CT: That is such a great answer. I would reiterate the power of understanding what we fear. Fears of the natural world (at least in Euro-American culture) aren’t new. We can look back to the Puritans’ arrival in the “hideous and desolate wilderness” described by William Bradford, for instance, as a reflection of that fear, and this ecophobia (see Simon C. Estok) continues into the present. Many fears of wilderness or creatures (I’m thinking again here of the way Jaws prompted fears of great white sharks) grow out of ignorance, however, so identifying those fears and choosing to learn more about what we fear can be one powerful technique for environmental action.
The focus of Fear and Nature isn’t environmental education, but the chapters included offer another approach to these fears. They show that ecohorror can offer more than an ecophobic sense of the natural world as our enemy; instead, ecohorror often provides spaces to consider connections between human and nonhuman and prompts us to reconsider our attitudes toward the natural world.
Carter Soles is Associate Professor of Film Studies in the English Department at SUNY Brockport. He has written on the cannibalistic hillbilly in 1970s slasher films for Ecocinema: Theory and Practice (Routledge, 2012), environmental apocalyptic themes in 1960s horror for ISLE, and petroculture, gender, and genre in Mad Max for Gender and Environment in Science Fiction (Lexington Books, 2019). He is co-editor of Fear and Nature: Ecohorror Studies in the Anthropocene (Penn State UP, 2021) and is writing a book on ecohorror cinema.

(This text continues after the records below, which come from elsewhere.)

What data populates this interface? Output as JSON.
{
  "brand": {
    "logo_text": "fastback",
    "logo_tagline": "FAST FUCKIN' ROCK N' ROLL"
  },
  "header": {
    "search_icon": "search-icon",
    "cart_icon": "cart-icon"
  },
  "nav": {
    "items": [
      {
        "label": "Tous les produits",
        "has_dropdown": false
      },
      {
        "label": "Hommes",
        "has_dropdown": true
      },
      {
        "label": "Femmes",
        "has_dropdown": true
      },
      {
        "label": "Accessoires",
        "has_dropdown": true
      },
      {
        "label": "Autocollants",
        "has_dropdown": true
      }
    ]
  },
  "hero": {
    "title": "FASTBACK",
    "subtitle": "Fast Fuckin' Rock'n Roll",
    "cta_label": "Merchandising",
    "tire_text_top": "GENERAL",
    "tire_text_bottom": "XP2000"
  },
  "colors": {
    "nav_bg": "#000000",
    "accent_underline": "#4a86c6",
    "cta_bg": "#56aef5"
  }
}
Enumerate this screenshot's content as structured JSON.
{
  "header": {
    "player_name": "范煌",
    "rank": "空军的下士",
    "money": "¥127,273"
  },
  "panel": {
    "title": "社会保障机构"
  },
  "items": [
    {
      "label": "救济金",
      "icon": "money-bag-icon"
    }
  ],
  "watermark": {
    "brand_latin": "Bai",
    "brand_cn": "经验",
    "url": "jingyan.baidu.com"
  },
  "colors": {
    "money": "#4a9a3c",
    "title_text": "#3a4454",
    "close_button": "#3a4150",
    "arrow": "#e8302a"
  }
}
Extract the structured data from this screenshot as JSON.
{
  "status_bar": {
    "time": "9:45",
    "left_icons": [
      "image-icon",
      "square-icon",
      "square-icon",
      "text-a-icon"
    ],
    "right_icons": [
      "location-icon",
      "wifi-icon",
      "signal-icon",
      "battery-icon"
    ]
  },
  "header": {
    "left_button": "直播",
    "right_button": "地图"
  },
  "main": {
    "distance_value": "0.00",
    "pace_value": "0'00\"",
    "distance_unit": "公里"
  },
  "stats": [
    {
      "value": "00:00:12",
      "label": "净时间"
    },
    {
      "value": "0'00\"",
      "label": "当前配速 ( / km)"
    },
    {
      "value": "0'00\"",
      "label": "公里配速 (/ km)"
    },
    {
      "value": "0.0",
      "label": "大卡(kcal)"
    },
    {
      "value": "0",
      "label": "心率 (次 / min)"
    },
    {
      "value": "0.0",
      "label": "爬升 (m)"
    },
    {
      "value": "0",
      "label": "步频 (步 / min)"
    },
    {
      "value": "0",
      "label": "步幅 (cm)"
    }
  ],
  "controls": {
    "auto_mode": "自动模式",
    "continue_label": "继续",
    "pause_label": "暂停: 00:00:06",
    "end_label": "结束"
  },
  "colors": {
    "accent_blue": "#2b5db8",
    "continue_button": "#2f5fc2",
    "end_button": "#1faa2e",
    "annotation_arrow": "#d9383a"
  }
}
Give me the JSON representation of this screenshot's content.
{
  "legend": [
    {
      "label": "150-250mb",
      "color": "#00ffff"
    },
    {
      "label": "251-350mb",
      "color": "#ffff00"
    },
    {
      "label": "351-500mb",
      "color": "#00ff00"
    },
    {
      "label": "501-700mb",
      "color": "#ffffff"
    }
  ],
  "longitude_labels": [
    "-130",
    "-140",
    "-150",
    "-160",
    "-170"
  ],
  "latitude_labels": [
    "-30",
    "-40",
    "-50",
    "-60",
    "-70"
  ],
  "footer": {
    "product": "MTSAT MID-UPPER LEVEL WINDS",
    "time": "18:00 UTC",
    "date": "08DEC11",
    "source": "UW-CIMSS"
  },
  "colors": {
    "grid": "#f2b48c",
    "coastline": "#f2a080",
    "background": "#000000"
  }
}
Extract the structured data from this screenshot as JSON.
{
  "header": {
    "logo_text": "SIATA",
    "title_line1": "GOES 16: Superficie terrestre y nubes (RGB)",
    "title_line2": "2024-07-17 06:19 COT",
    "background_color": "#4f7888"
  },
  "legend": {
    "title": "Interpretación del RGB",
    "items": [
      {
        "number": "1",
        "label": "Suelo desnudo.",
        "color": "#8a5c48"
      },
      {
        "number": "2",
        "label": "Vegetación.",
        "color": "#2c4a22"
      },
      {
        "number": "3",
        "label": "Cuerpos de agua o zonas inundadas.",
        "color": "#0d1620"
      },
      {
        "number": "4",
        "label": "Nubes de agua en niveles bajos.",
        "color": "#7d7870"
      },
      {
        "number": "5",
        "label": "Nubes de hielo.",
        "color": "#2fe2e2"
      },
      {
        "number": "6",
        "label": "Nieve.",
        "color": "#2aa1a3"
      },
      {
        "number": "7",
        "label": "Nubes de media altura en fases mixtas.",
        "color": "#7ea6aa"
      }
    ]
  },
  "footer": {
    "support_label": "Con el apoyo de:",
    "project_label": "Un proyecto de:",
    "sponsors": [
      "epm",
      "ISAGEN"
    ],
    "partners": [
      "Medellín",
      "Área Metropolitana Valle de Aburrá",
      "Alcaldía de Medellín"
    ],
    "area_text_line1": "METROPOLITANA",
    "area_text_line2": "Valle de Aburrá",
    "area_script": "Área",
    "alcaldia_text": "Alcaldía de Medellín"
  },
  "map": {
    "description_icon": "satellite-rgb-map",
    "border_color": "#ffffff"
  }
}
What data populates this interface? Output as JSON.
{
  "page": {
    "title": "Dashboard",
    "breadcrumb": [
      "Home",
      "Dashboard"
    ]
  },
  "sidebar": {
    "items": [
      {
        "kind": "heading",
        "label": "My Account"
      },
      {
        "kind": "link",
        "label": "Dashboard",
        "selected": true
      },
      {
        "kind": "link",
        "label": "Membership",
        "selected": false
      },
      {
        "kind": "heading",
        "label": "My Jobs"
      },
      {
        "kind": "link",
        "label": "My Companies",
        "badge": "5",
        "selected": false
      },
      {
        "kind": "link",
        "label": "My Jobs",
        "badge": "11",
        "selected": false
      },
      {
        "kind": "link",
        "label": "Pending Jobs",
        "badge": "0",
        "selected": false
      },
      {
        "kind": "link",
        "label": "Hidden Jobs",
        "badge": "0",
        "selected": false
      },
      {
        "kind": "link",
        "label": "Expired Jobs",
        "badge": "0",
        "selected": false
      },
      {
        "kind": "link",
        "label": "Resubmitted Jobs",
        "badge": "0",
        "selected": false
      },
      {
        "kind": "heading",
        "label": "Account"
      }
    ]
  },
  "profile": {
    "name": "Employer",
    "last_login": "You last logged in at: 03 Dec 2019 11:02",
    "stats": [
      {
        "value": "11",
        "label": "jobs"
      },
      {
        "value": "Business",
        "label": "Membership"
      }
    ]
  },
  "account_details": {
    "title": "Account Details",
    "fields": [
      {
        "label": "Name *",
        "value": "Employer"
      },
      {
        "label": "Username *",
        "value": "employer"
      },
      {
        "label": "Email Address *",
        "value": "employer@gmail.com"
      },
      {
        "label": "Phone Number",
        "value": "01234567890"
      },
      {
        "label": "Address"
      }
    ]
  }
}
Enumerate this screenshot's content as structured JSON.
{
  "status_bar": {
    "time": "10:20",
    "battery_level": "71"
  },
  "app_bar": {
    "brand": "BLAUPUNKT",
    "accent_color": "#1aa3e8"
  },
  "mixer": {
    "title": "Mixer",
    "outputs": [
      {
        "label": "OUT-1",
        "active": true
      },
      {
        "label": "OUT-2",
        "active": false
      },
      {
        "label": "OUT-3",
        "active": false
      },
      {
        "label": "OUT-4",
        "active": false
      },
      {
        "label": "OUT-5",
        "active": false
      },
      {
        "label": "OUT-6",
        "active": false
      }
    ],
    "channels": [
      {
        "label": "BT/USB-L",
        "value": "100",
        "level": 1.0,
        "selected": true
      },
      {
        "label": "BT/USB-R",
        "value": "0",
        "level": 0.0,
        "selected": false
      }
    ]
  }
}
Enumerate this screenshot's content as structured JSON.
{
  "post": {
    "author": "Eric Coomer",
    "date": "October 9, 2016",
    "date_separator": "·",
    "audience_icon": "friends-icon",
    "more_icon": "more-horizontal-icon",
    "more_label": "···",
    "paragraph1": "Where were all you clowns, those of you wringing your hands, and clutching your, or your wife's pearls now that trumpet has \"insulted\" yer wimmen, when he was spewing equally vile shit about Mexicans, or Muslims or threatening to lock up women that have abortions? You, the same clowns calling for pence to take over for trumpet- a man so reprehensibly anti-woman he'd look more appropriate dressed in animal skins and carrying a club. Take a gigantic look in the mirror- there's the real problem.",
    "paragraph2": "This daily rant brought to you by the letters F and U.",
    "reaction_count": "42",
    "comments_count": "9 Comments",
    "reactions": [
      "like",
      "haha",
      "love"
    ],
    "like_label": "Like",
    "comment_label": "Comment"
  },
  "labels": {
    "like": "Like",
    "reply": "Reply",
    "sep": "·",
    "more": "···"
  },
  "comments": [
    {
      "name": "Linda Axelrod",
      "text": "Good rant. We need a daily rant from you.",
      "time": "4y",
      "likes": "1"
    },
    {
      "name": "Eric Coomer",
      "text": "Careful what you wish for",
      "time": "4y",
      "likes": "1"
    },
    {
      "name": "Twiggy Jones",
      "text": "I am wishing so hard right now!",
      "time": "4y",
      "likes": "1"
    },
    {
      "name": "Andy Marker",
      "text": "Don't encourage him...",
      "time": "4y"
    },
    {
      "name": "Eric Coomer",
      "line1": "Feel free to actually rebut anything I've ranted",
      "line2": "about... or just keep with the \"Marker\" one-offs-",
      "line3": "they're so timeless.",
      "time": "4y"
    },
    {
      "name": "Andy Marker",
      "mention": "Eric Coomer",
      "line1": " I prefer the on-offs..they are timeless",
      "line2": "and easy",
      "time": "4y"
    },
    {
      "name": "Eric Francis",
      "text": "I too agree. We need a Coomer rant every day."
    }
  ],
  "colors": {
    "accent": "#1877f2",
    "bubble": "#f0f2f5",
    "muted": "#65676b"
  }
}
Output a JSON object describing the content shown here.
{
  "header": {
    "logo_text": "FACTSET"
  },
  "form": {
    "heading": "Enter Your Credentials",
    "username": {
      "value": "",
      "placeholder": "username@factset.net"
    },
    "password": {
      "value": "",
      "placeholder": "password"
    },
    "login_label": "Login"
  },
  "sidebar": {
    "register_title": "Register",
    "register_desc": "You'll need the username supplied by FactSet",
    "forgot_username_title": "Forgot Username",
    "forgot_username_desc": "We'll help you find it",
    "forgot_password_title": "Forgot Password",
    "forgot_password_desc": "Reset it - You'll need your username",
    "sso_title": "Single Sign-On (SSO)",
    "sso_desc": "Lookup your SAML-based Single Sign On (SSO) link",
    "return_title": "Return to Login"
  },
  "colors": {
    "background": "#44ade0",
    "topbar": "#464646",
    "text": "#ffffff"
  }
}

Christy Tidwell is Associate Professor of English & Humanities at the South Dakota School of Mines & Technology. In addition to co-editing Fear and Nature: Ecohorror Studies in the Anthropocene, she also co-edited Gender and Environment in Science Fiction (Lexington Books, 2019) with Bridgitte Barclay and has published on ecohorror in ISLE, Posthuman Glossary (ed. Rosi Braidotti and Maria Hlavajova), and Gothic Nature.